Syntegra and the US National Institutes of Health (NIH) have collaborated to expand access to the largest set of Covid-19 patient records using the former’s AI-enabled synthetic data technology.
Through its Covid-19 Therapeutic Accelerator, the Bill and Melinda Gates Foundation is backing the partnership between Syntegra and the NIH.
The NIH will be able to provide far less restricted access to the largest available repository of patient-level Covid-19 electronic medical records using Syntegra’s synthetic data engine.
In addition, it can help in rapidly expanding the reach and usage of this data in driving Covid-19 insights, as well as setting the basis for increasing data access to life science researchers in other major fields of disease understanding and drug and device development.
Syntegra’s data engine will be a major component of the National COVID Cohort Collaborative (N3C).
It will validate the production of a non-identifiable synthetic version of the complete dataset which has over 2.7 million screened people, including over 413,000 Covid-19 patients, and 2.6 billion rows of data.
This public-private collaboration includes over 70 contributing healthcare organisations.
Syntegra founder and CEO Michael Lesh said: “The promise of ‘big-data’ and precision medicine won’t be fulfilled unless we can share data siloed throughout the healthcare system while guaranteeing patient privacy.
“With the Covid-19 pandemic, there has never been a time when rapid, low burden access to patient-level data, at scale, was more urgent.
“Our novel AI technology produces a brand new dataset that accurately represents all of the statistical patterns in the underlying health records.”
With Syntegra-enabled rapid access to data, physicians, scientists and researchers will be able to speed up enabling major focus areas for the N3C, like disparities (racial and ethnic) in Covid-19 spread and risk.

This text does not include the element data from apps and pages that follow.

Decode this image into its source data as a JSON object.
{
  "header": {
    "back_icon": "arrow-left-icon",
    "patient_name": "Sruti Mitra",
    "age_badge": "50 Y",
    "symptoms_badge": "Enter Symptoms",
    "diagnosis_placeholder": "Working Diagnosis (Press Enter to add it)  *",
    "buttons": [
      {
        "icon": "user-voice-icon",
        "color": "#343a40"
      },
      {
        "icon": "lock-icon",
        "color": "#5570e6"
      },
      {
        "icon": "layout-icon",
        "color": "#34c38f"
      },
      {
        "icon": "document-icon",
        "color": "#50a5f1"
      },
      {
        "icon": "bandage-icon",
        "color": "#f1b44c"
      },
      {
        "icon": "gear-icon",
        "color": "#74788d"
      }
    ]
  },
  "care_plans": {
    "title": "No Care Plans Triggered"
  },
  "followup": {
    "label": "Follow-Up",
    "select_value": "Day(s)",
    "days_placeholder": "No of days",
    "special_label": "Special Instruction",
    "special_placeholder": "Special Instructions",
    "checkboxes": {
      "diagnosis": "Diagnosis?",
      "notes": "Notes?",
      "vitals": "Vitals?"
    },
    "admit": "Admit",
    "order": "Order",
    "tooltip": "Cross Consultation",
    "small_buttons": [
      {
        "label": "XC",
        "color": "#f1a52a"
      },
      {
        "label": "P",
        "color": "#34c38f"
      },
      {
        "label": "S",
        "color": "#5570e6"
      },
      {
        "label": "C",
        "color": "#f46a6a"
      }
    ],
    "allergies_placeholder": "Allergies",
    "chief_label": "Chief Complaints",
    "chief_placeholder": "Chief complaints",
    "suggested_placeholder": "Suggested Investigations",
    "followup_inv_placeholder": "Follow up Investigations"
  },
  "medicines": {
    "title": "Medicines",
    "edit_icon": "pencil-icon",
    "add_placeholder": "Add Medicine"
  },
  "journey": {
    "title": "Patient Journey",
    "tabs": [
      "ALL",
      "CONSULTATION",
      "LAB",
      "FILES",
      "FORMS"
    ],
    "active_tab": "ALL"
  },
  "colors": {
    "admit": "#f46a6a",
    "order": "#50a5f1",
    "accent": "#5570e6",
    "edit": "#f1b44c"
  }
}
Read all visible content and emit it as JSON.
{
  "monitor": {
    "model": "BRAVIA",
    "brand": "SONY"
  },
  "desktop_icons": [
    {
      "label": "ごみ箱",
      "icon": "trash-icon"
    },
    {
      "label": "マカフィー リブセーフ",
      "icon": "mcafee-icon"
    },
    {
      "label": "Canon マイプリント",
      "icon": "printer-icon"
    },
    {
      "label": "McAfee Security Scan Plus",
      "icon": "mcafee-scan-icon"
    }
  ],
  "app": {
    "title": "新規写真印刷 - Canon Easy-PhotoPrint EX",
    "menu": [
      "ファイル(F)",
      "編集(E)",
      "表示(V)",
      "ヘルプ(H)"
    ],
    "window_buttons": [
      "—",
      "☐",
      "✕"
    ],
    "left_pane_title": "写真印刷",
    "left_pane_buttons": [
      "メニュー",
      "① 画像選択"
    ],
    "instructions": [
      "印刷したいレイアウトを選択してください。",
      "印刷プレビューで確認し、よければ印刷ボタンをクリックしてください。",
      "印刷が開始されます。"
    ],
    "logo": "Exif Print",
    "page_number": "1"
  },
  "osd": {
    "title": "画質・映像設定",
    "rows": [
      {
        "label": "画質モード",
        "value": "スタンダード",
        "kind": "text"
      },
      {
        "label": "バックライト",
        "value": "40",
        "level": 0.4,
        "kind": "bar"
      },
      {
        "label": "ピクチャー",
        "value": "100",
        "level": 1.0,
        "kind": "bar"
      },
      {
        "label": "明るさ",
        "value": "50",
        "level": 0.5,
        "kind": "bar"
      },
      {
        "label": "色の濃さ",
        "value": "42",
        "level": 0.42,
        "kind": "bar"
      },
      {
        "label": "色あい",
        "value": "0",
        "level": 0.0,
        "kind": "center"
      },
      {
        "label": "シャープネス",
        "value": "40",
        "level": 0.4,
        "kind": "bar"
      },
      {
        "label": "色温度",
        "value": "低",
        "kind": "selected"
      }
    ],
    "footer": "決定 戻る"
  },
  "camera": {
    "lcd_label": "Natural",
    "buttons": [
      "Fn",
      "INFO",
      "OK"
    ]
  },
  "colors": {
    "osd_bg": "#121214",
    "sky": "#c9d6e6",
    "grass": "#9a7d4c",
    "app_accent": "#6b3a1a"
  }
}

Furthermore, areas like predictors of hospitalisation, long-term adverse effects and the impact of the disease on hospitals can be studied.